Qatar has launched the construction of a $718.4 million water and power plant, the Gulf Arab state's first private sector power and water project.
Crown Prince Sheikh Jassim bin Hamad al-Thani laid the foundation stone for Ras Laffan Power and Water Project, whose capacity will reach 750 megawatts and 40 million gallons a day of desalinated sea water in its first phase.
The plant will be commissioned in April 2003 and will become fully operational in May 2004. In the second phase, its capacity will rise to 1,500 megawatts and 80 million gallons per day.
U.S. firm AES Corp. owns 55 percent of the plant's shares, Qatar Electricity and Water Company (QEWC) holds 25 percent and the rest is equally owned by Qatar Petroleum, which will provide the plant with natural gas, and Kuwait-based Gulf Investment Corporation.
AES Corp. is the first foreign concern allowed by the oil-and gas-rich state to own a majority stake in a local project.
The fast track project is expected to help bridge the shortfall in the country's power generation capacity over the coming decade.
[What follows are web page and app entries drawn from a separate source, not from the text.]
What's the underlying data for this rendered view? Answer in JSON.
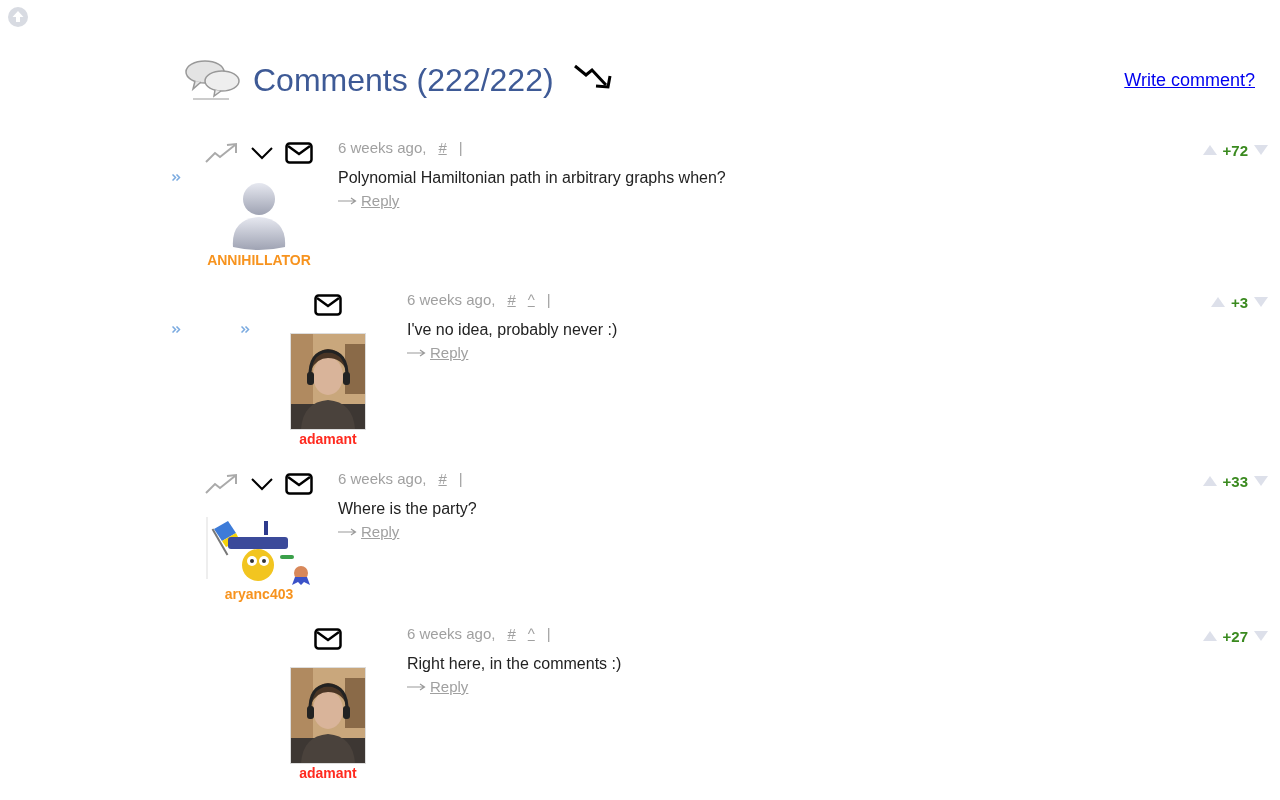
{
  "header": {
    "title": "Comments (222/222)",
    "write_link": "Write comment?"
  },
  "comments": [
    {
      "author": {
        "name": "ANNIHILLATOR",
        "color": "#f7931e",
        "kind": "icon"
      },
      "time": "6 weeks ago,",
      "anchor": "#",
      "separator": "|",
      "text": "Polynomial Hamiltonian path in arbitrary graphs when?",
      "reply": "Reply",
      "score": "+72",
      "marked": true,
      "children": [
        {
          "author": {
            "name": "adamant",
            "color": "#ff2a1f"
          },
          "time": "6 weeks ago,",
          "anchor": "#",
          "parent_link": "^",
          "separator": "|",
          "text": "I've no idea, probably never :)",
          "reply": "Reply",
          "score": "+3",
          "marked": true
        }
      ]
    },
    {
      "author": {
        "name": "aryanc403",
        "color": "#f7931e",
        "kind": "badge"
      },
      "time": "6 weeks ago,",
      "anchor": "#",
      "separator": "|",
      "text": "Where is the party?",
      "reply": "Reply",
      "score": "+33",
      "marked": false,
      "children": [
        {
          "author": {
            "name": "adamant",
            "color": "#ff2a1f"
          },
          "time": "6 weeks ago,",
          "anchor": "#",
          "parent_link": "^",
          "separator": "|",
          "text": "Right here, in the comments :)",
          "reply": "Reply",
          "score": "+27",
          "marked": false
        }
      ]
    }
  ]
}
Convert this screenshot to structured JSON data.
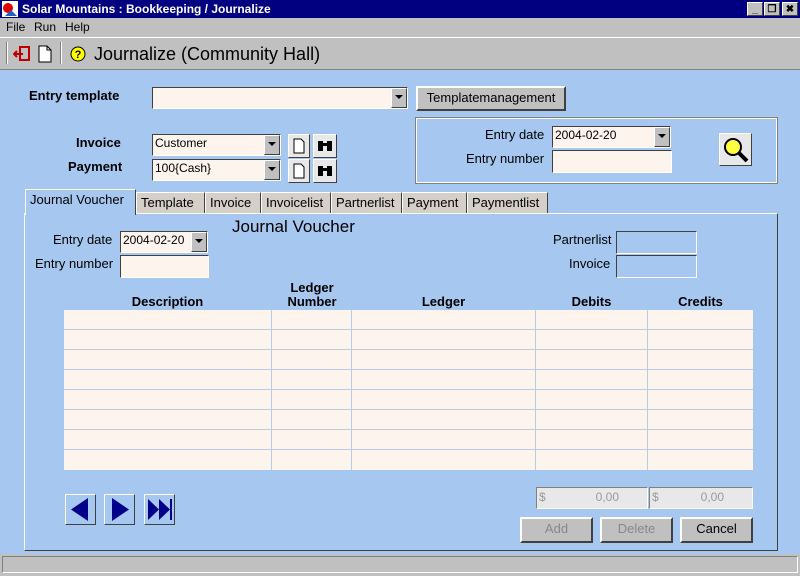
{
  "window": {
    "title": "Solar Mountains : Bookkeeping / Journalize",
    "minimize": "_",
    "maximize": "❐",
    "close": "✖"
  },
  "menu": {
    "file": "File",
    "run": "Run",
    "help": "Help"
  },
  "toolbar": {
    "title": "Journalize (Community Hall)",
    "icons": [
      "exit-icon",
      "new-document-icon",
      "help-icon"
    ]
  },
  "header": {
    "entry_template_label": "Entry template",
    "entry_template_value": "",
    "template_management_button": "Templatemanagement",
    "invoice_label": "Invoice",
    "invoice_value": "Customer",
    "payment_label": "Payment",
    "payment_value": "100{Cash}",
    "entry_date_label": "Entry date",
    "entry_date_value": "2004-02-20",
    "entry_number_label": "Entry number",
    "entry_number_value": ""
  },
  "tabs": [
    {
      "label": "Journal Voucher",
      "active": true
    },
    {
      "label": "Template"
    },
    {
      "label": "Invoice"
    },
    {
      "label": "Invoicelist"
    },
    {
      "label": "Partnerlist"
    },
    {
      "label": "Payment"
    },
    {
      "label": "Paymentlist"
    }
  ],
  "voucher": {
    "heading": "Journal Voucher",
    "entry_date_label": "Entry date",
    "entry_date_value": "2004-02-20",
    "entry_number_label": "Entry number",
    "entry_number_value": "",
    "partnerlist_label": "Partnerlist",
    "partnerlist_value": "",
    "invoice_label": "Invoice",
    "invoice_value": "",
    "columns": {
      "description": "Description",
      "ledger_number_1": "Ledger",
      "ledger_number_2": "Number",
      "ledger": "Ledger",
      "debits": "Debits",
      "credits": "Credits"
    },
    "total_debits_currency": "$",
    "total_debits": "0,00",
    "total_credits_currency": "$",
    "total_credits": "0,00",
    "add_button": "Add",
    "delete_button": "Delete",
    "cancel_button": "Cancel"
  }
}
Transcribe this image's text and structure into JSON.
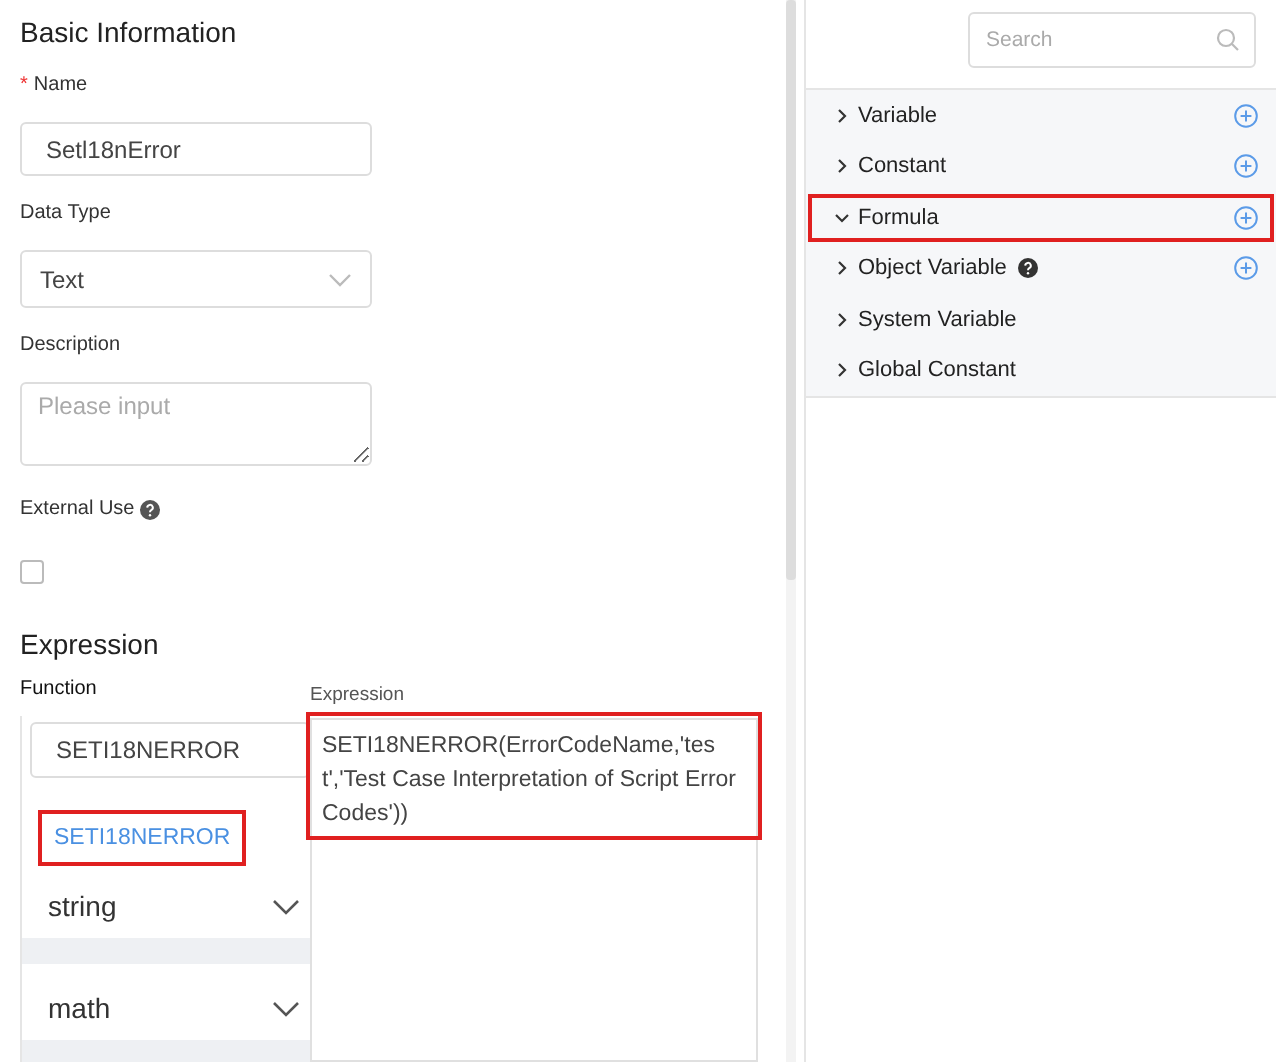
{
  "basic": {
    "title": "Basic Information",
    "name": {
      "label": "Name",
      "required": true,
      "required_mark": "*",
      "value": "Setl18nError"
    },
    "data_type": {
      "label": "Data Type",
      "value": "Text"
    },
    "description": {
      "label": "Description",
      "placeholder": "Please input"
    },
    "external_use": {
      "label": "External Use",
      "checked": false
    }
  },
  "expression": {
    "title": "Expression",
    "function": {
      "label": "Function",
      "search_value": "SETI18NERROR",
      "items": [
        {
          "kind": "function",
          "label": "SETI18NERROR",
          "selected": true,
          "highlighted": true
        },
        {
          "kind": "group",
          "label": "string",
          "expanded": false
        },
        {
          "kind": "group",
          "label": "math",
          "expanded": false
        }
      ]
    },
    "editor": {
      "label": "Expression",
      "value": "SETI18NERROR(ErrorCodeName,'test','Test Case Interpretation of Script Error Codes'))",
      "highlighted": true
    }
  },
  "sidebar": {
    "search": {
      "placeholder": "Search"
    },
    "items": [
      {
        "label": "Variable",
        "expanded": false,
        "addable": true,
        "help": false,
        "highlighted": false
      },
      {
        "label": "Constant",
        "expanded": false,
        "addable": true,
        "help": false,
        "highlighted": false
      },
      {
        "label": "Formula",
        "expanded": true,
        "addable": true,
        "help": false,
        "highlighted": true
      },
      {
        "label": "Object Variable",
        "expanded": false,
        "addable": true,
        "help": true,
        "highlighted": false
      },
      {
        "label": "System Variable",
        "expanded": false,
        "addable": false,
        "help": false,
        "highlighted": false
      },
      {
        "label": "Global Constant",
        "expanded": false,
        "addable": false,
        "help": false,
        "highlighted": false
      }
    ]
  }
}
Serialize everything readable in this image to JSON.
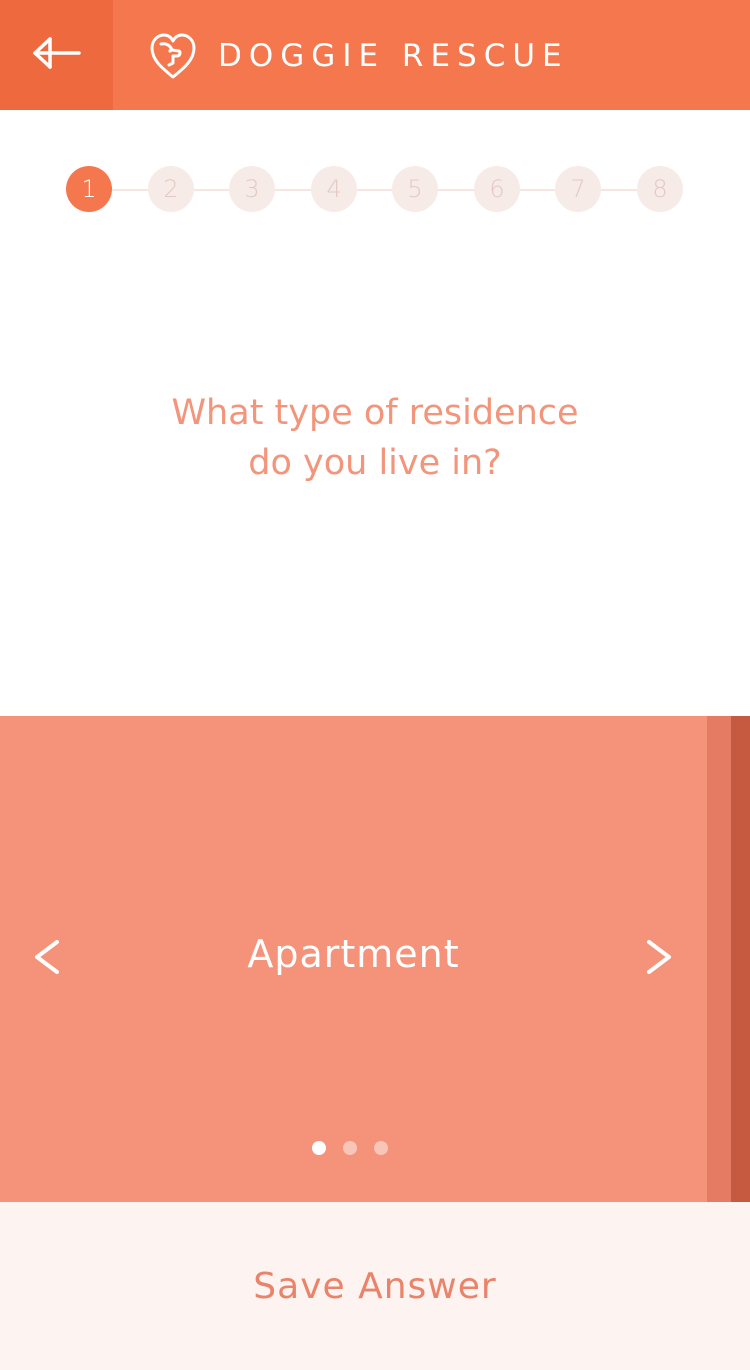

Demand for power has been rising at about 9 percent a year.
Qatar's current power generation capacity stands at 1,818 megawatts, while peak demand last summer exceeded 1,980 megawatts, causing occasional power breakdowns.
The country is in the process of raising its capacity by 1,130 megawatts in the coming three years.
The Ras Laffan Power and Water Company will sell its output to Qatar General Electricity and Water Corporation under a 25-year power and water purchase agreement to be sold on to consumers.
Power and water supply is free for Qataris while expatriates and commercial establishments pay a subsidised 0.06 riyals ($0.02) per kilowatt hour (kwh) of electricity and 4.40 riyals per cubic meter of water.
Source: Reuters Limited